There are many things a person can do to create balance and rhythm. Some of them are centered around a change of mindset. Many of them are simple “tools of the trade” of which productivity gurus have long understood. And what is especially exciting is that they work for others, too. Here are just a few.
(1) Create a fixed week. Regardless of what may lie outside of our control, there is much of which we do control, even if it is a few hours in the morning or evening. To best optimize this time, consider creating themed days. For example, I strongly dislike administrative work; it is not my gifting. However, Tuesdays have become one of my most productive days. It is a day set aside for administrative purposes. Having a fixed week, made up of multiple themed days, has helped me to better organize my activities. This includes enhancing my focus with necessary things, even though I am not as passionate about them as I am with other things.

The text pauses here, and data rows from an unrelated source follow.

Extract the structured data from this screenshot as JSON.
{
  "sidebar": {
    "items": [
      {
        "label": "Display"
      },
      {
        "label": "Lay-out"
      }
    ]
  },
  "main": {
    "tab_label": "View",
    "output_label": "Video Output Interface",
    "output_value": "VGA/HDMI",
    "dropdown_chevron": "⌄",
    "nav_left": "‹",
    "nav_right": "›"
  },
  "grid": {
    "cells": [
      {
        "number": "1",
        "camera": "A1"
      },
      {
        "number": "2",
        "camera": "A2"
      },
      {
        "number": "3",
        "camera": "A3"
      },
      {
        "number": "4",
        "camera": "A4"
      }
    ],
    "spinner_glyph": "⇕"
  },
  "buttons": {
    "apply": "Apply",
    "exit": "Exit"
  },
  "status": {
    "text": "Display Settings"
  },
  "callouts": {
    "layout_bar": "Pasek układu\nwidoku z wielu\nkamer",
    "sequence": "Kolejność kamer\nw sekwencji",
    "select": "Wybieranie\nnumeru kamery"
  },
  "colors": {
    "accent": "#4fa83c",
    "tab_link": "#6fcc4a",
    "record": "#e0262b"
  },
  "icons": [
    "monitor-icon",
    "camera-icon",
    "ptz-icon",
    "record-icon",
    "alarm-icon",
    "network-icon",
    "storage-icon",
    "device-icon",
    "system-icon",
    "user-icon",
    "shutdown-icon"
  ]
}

(2) Refuse to be held captive to technology. For many, this involves managing one’s notifications. If your smartphone notifies you of every text message, and you keep nearby at all times, you likely struggle to maintain rhythm. So, do this: turn off your notifications. Place your phone on airplane mode for thirty minutes of deep, focused work. If you must, turn it on for five minutes, to check missed calls and messages, then quickly place it back on airplane mode for another thirty minutes of focused work. You might be surprised at what happens—you will accomplish more when you control your environment as opposed to allowing your environment to control you. I address this in greater detail in Rhythm, in sharing the “Pomodoro Technique.”
(3) Stop multitasking. We think we are making progress when we multitask. The reality is that we are just switching back and forth between activities or tasks. This activity is deceiving. While we think we are being productive, we are actually wasting time, up to forty percent of productivity. Consequently, due to multitasking, things that could have been accomplished quicker take longer, and things that could have been achieved easier are harder.
Can you share some success stories of how these principles have helped you and others?
I have witnessed church leaders and business people achieve greater things while getting their lives back. They contribute much of their success to the application of simple insights, things that help to free one’s brain to function at its fullest capacity. I share a story in Rhythm in which a business coach and consultant taught me how to use a simple yet highly beneficial system that freed my brain (he called the brain “a tool”) so that it could function at a much higher level of performance. I use it daily.
Can readers contact you if they have questions? If so, how?
Absolutely. Email me at firstname.lastname@example.org.
Please share some information on how to order, cost, etc.
Rhythm, along with my other books, can be purchased through the Pentecostal Publishing House. You can also find the ebook version on Amazon.